Construction started by mid-2014 without any resistance and villagers had little knowledge about the exact nature of the project. As they tried to speak to engineers working on the project to glean information, some of the engineers reportedly told them that it was a new kind of power grid using sulfur hexafluoride (SF6) – the most potent greenhouse gas – and that scientists and environmentalists were still evaluating possible environment impacts in case of a fault.
“One engineer told us that any accidental spillage of the SF6 gas could lead to tragedies like the one in Bhopal. Since then, throughout 2015, we approached local Trinamool leaders, panchayat members and administrative officers several times, asking them to clear our confusions. No one heeded our pleas. We were told that the government is agreed to consider increasing the compensation but no question should be asked on the project,” said Mahfijul Mollah of Padmapukur village.
Things took a complicated shape in October 2016, when few brick kiln workers camping underneath high tension wires experienced mild electric shocks when one of them touched a loose wire strung across two bamboo poles for drying their clothes. Soon, a local electrician came to the spot with a tester and the red light in the tester confirmed electricity in the loose wire.
“Panic spread fast but the authorities were not ready to answer our queries,” said Safikul Alam, a villager of Machhibhanga. By the end of October, villagers had started obstructing installation of towers. Since then various kinds of rumours and superstitions about ill effects on health floated around in the area. Trinamool Congress MLA Rezzak Mollah’s derogatory comment on such rumors (ill effects on pregnant women) further added fuel to fire.

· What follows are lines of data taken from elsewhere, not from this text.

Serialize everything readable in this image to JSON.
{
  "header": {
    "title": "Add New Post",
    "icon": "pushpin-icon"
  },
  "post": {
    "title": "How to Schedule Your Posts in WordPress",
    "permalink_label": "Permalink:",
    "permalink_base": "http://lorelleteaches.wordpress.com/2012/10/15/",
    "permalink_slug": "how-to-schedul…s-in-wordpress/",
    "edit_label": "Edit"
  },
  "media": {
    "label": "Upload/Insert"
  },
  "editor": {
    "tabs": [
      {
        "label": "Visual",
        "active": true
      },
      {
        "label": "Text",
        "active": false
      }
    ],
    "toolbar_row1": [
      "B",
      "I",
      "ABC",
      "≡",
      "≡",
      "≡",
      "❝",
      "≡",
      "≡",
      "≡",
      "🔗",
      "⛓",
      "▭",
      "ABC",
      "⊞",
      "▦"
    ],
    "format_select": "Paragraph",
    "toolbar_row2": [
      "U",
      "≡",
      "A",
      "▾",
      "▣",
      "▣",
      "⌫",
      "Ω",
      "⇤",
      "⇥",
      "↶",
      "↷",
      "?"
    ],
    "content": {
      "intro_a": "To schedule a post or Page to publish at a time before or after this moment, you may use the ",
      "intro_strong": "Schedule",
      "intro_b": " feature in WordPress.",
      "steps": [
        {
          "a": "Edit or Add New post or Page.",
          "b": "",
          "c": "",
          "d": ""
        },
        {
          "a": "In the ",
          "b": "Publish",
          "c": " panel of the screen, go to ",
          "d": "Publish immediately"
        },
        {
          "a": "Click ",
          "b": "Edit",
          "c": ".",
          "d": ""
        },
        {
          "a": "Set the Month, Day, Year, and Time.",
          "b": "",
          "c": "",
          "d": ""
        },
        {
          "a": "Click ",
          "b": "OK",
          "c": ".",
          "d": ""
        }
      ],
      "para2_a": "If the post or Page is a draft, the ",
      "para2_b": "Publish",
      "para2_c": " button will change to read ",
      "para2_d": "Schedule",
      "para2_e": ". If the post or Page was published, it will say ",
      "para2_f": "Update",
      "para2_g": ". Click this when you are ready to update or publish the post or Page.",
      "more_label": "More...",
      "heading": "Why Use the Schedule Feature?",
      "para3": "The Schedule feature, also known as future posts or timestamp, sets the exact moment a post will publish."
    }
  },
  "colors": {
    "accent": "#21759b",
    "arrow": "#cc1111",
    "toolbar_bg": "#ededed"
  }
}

On November 3, as a huge police contingent accompanied the power grid officials, local women staged a protest. Three men and three women were arrested from the spot and sent to 18 days’ judicial custody. Desperate villagers reached out to the leaders of little-known Naxalite outfit CPI(ML)(Red Star) – mostly because no one else heeded to them – and movement intensified within a very short time.
Villagers were still looking for clarifications from the administration and, in the first week of December, the sub-divisional officials asked them to reach the office of the power grid authorities at Bishnupur on December 9. After reaching the office the villagers found it was locked and all employees and officials had left.
“We went from pillar to post seeking answers to some questions. But no one cared until we forced them to stop work. Even then, they possibly knew only one way to respond – applying brute force. But it is not going to work,” Mosharef Ali said.